I also had the opportunity this week to visit Samuel J. Green Charter School, the home of The Edible Schoolyard New Orleans. ESY NOLA’s website explains that:
based on the original Edible Schoolyard founded in Berkeley, California by chef and food education activist Alice Waters, ESY NOLA provides students with engaging hands-on learning experiences through weekly gardening and cooking classes and school-based seasonal events that promote the food traditions of New Orleans. Students in grades K-8 participate in lessons that reinforce classroom coursework and core subjects (science, social studies, language, and math). At the Edible Schoolyard, the garden and kitchen are interactive venues where textbook lessons come to life. Through these experiences, students become stewards or our land and natural resources, and discover that teamwork yields genuine benefits in the garden, kitchen, and in life.
The work of teaching the connections between growing food, cooking fresh food, and preserving cultural food traditions is important everywhere, but couldn’t be more critical in this city where most residents do not have access to supermarkets, and where, since Katrina, and now the BP disaster, residents are justifiably worried about the quality of their air, water, and soil.
The garden at Samuel Green.

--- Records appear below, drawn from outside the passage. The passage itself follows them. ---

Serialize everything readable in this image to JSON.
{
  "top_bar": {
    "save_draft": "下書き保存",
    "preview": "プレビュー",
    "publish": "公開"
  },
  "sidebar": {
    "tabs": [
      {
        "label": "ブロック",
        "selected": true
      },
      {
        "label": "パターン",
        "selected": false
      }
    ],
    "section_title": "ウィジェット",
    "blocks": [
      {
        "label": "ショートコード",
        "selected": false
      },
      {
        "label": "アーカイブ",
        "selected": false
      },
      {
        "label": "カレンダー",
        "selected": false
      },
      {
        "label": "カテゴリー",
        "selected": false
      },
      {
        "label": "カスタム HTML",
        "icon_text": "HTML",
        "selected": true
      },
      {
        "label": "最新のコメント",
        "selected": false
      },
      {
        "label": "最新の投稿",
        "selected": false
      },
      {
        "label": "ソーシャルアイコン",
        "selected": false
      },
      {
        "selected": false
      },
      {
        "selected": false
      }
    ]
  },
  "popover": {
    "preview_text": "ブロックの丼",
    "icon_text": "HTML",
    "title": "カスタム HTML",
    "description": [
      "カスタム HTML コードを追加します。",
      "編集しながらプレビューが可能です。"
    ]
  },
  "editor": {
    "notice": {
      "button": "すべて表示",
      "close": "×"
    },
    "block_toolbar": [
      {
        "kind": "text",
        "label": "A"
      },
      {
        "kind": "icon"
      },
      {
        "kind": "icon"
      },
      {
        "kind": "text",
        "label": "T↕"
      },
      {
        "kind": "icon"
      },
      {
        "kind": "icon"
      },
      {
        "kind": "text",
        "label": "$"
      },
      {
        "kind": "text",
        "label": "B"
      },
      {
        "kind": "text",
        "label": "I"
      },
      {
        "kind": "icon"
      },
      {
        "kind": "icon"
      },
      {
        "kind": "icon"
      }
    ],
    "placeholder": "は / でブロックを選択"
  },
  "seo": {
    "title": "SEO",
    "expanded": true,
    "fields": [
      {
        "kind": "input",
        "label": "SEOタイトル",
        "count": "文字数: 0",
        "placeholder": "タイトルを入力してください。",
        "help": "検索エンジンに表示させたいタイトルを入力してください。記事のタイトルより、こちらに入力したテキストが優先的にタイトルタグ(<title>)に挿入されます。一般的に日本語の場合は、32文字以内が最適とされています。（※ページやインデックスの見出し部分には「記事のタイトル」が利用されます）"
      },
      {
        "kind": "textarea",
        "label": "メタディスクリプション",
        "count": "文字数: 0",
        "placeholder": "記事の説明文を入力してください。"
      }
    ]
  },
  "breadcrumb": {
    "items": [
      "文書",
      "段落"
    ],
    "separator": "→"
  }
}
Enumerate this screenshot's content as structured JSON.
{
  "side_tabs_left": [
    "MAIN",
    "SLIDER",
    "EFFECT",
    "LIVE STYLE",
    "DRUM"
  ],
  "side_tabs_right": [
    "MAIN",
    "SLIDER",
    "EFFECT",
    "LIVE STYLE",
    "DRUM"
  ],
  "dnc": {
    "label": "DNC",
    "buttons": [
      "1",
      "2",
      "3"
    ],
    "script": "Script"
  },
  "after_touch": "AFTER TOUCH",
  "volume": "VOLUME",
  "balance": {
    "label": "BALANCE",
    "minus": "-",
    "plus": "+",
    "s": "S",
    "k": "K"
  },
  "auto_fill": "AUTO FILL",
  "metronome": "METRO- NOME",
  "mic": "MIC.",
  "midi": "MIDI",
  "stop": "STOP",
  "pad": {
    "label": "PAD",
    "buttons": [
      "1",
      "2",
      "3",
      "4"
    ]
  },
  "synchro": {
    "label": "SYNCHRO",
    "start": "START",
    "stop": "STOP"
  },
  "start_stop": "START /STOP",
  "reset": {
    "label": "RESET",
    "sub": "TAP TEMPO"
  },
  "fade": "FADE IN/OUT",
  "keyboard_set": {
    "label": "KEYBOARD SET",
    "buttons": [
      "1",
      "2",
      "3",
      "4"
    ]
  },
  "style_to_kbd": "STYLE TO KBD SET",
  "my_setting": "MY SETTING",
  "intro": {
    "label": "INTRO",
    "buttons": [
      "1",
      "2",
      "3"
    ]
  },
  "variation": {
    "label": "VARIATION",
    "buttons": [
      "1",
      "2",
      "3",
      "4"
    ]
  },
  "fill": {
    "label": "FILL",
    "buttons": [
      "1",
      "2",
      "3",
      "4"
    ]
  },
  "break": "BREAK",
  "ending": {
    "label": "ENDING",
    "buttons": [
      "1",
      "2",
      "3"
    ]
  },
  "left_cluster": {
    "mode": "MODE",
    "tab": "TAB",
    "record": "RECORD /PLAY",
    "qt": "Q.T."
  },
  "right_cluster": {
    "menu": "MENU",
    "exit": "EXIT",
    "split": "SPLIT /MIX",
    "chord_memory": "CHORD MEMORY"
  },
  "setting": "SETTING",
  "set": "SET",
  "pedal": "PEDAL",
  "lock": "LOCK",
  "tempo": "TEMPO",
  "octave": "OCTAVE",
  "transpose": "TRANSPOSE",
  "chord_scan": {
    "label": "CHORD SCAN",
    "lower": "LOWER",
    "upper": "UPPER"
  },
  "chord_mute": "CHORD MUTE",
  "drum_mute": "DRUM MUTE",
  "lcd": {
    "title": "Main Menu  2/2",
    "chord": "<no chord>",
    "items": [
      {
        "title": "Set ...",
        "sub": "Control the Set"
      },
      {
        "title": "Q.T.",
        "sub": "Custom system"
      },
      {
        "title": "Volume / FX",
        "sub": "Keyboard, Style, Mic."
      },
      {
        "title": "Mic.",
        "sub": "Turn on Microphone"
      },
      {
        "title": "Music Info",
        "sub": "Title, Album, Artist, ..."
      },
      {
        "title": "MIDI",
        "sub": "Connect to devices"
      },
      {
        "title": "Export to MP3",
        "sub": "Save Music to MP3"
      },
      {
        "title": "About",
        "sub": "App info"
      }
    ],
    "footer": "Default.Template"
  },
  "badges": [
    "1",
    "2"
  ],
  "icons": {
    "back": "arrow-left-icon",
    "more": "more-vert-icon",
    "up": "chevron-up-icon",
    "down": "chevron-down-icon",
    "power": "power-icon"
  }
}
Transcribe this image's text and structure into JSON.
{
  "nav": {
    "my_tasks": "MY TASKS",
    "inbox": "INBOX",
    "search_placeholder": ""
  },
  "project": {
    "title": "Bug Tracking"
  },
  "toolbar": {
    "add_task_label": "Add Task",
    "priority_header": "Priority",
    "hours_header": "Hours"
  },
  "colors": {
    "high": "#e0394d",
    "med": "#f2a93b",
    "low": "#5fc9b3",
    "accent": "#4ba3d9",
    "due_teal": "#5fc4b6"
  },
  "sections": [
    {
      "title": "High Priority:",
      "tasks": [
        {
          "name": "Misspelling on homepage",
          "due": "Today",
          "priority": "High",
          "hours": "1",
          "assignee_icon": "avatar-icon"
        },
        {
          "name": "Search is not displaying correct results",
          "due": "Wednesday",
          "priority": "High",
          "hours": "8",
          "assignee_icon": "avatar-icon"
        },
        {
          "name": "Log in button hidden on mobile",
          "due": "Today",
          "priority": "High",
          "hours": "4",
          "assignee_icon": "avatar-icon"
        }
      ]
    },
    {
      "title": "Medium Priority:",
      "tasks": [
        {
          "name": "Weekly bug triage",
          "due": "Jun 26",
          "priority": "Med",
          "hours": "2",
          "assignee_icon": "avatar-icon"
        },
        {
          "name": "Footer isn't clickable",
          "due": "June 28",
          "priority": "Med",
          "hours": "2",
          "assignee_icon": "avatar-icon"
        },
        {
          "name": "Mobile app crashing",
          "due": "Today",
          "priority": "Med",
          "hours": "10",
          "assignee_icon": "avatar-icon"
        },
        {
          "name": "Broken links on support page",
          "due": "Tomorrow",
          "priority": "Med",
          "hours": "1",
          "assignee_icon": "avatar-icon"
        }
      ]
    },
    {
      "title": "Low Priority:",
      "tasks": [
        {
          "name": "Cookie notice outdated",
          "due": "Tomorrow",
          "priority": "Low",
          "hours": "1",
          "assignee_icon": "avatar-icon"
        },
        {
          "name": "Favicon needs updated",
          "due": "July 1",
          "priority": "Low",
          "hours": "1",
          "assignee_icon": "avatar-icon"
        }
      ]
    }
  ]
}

The lush demonstration garden at Samuel J. Green is planted in sunflowers, eggplant, garlic, canteloupe, basil, perennials, zinnias, strawberries, and okra, among many other crops. The harvest is used in the Edible Kitchen, where Chef April Neujean teaches students how to prepare culturally appropriate, nutritional dishes from the yield. April was also recently chosen to help Michelle Obama design the “Chefs Move to Schools” initiative. The Edible Schoolyard New Orleans is one example of how this resilient and beautiful city is empowering itself towards food security in the face of uncertainty, and serves as a model for other communities to do the same.